[[ Supplied records, beginning ]]

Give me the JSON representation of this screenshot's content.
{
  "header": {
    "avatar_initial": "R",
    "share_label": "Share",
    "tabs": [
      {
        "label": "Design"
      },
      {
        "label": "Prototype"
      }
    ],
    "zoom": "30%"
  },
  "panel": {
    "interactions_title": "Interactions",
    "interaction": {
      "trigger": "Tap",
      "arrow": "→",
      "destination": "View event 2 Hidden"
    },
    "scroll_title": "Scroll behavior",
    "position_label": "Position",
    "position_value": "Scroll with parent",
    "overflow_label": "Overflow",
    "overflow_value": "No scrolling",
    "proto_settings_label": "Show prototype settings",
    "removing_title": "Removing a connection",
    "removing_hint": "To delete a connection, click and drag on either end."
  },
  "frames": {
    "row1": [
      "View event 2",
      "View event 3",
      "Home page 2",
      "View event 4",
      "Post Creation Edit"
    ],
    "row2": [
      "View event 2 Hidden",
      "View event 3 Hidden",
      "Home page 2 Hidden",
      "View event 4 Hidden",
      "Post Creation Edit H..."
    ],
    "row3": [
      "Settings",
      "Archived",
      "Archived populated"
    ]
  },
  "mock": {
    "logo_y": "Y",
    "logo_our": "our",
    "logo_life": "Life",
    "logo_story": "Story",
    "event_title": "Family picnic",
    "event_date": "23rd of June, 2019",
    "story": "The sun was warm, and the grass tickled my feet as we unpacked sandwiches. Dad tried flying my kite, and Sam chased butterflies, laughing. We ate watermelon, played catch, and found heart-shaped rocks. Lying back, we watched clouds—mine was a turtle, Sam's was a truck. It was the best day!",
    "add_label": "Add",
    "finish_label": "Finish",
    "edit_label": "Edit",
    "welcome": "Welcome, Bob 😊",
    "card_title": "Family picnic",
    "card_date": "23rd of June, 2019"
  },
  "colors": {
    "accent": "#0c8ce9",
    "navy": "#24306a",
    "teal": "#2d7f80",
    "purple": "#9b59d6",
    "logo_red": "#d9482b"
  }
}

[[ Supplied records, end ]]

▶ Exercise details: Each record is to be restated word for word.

▶ Result of the exercise:
Give me the JSON representation of this screenshot's content.
{
  "header": {
    "avatar_initial": "R",
    "share_label": "Share",
    "tabs": [
      {
        "label": "Design"
      },
      {
        "label": "Prototype"
      }
    ],
    "zoom": "30%"
  },
  "panel": {
    "interactions_title": "Interactions",
    "interaction": {
      "trigger": "Tap",
      "arrow": "→",
      "destination": "View event 2 Hidden"
    },
    "scroll_title": "Scroll behavior",
    "position_label": "Position",
    "position_value": "Scroll with parent",
    "overflow_label": "Overflow",
    "overflow_value": "No scrolling",
    "proto_settings_label": "Show prototype settings",
    "removing_title": "Removing a connection",
    "removing_hint": "To delete a connection, click and drag on either end."
  },
  "frames": {
    "row1": [
      "View event 2",
      "View event 3",
      "Home page 2",
      "View event 4",
      "Post Creation Edit"
    ],
    "row2": [
      "View event 2 Hidden",
      "View event 3 Hidden",
      "Home page 2 Hidden",
      "View event 4 Hidden",
      "Post Creation Edit H..."
    ],
    "row3": [
      "Settings",
      "Archived",
      "Archived populated"
    ]
  },
  "mock": {
    "logo_y": "Y",
    "logo_our": "our",
    "logo_life": "Life",
    "logo_story": "Story",
    "event_title": "Family picnic",
    "event_date": "23rd of June, 2019",
    "story": "The sun was warm, and the grass tickled my feet as we unpacked sandwiches. Dad tried flying my kite, and Sam chased butterflies, laughing. We ate watermelon, played catch, and found heart-shaped rocks. Lying back, we watched clouds—mine was a turtle, Sam's was a truck. It was the best day!",
    "add_label": "Add",
    "finish_label": "Finish",
    "edit_label": "Edit",
    "welcome": "Welcome, Bob 😊",
    "card_title": "Family picnic",
    "card_date": "23rd of June, 2019"
  },
  "colors": {
    "accent": "#0c8ce9",
    "navy": "#24306a",
    "teal": "#2d7f80",
    "purple": "#9b59d6",
    "logo_red": "#d9482b"
  }
}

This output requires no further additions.